- _GIVEN RECORDS_:
*-*-*
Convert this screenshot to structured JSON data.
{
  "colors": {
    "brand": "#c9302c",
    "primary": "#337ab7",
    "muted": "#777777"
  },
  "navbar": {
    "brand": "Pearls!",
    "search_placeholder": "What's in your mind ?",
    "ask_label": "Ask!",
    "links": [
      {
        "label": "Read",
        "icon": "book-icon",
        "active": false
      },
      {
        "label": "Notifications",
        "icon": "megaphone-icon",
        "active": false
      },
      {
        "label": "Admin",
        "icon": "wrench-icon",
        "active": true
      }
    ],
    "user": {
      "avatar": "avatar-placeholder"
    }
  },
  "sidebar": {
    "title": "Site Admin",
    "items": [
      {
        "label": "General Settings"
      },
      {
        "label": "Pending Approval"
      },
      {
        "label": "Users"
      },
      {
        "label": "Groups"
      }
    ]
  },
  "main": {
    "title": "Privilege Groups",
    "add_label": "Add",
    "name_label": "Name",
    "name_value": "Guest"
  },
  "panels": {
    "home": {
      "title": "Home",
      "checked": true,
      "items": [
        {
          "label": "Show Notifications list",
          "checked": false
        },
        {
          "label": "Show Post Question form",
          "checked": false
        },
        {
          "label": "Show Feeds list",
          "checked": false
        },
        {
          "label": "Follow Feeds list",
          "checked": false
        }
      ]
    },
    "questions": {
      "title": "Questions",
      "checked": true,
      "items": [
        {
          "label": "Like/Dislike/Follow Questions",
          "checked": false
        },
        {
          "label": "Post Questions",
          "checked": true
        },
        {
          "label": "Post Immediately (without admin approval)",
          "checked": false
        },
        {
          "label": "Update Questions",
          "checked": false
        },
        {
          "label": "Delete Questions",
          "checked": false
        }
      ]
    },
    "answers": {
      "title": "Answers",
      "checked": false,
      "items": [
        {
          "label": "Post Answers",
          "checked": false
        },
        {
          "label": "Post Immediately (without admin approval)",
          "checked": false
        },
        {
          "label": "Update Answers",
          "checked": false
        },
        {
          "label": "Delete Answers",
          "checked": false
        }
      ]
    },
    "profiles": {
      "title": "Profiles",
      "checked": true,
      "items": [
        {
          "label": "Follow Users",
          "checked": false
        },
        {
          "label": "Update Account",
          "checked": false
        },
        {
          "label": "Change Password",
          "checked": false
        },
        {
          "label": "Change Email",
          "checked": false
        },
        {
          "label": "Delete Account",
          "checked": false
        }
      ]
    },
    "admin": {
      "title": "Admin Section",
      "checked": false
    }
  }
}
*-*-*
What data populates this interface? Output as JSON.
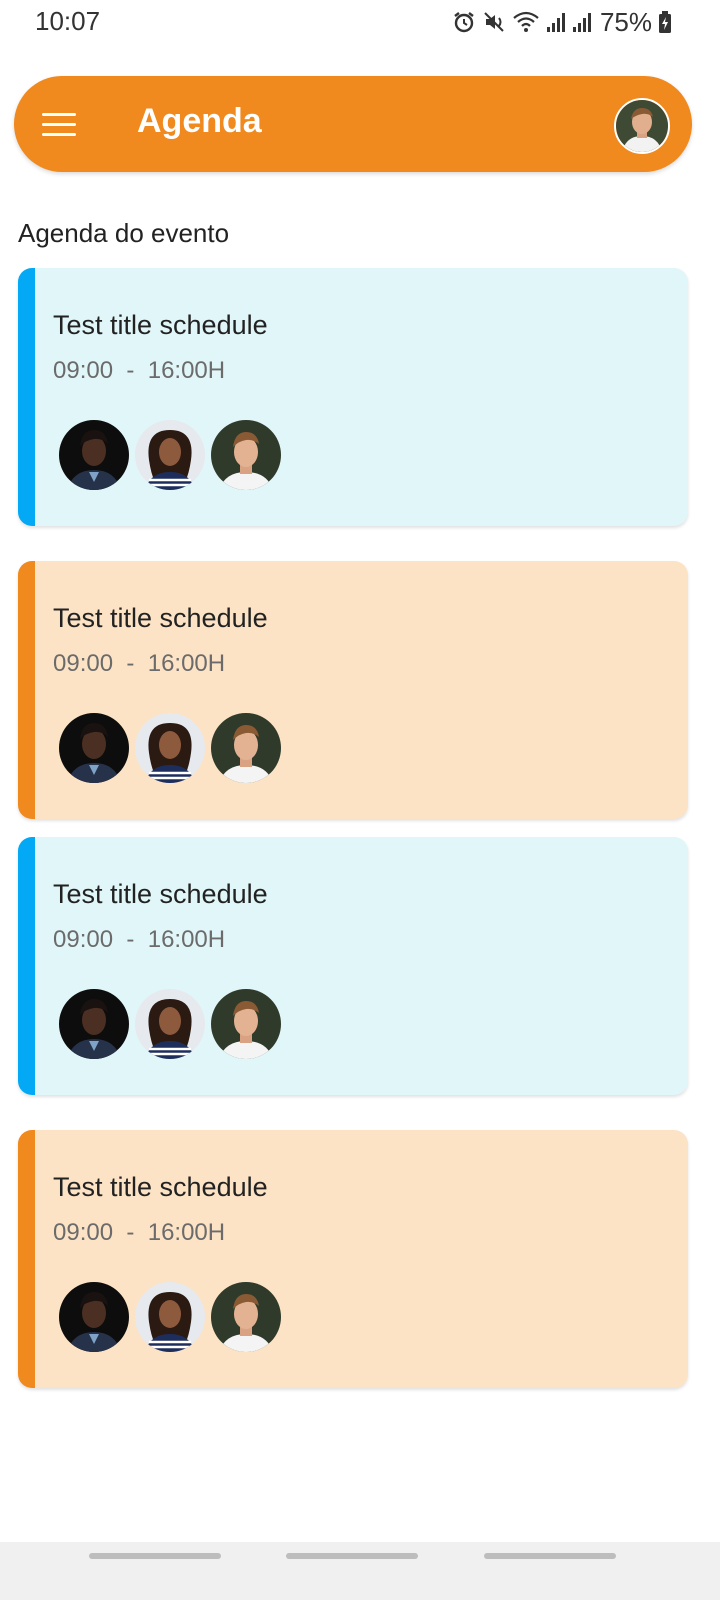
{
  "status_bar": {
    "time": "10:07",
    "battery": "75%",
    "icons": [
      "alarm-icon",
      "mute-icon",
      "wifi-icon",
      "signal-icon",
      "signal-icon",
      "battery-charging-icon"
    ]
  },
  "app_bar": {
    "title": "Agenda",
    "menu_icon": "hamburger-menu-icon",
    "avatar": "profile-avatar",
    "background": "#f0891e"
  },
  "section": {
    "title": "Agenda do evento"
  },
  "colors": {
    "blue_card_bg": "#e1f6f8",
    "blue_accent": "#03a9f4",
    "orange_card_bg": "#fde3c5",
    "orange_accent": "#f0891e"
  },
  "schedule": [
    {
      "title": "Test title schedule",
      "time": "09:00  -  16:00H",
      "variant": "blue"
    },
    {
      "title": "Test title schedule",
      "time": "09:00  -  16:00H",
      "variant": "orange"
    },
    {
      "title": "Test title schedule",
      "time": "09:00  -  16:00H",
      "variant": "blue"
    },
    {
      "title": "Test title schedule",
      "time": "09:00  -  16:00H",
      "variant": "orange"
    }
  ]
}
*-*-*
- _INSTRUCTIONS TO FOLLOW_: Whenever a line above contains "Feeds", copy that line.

- _RESULT OF THIS EXERCISE_:
          "label": "Show Feeds list",
          "label": "Follow Feeds list",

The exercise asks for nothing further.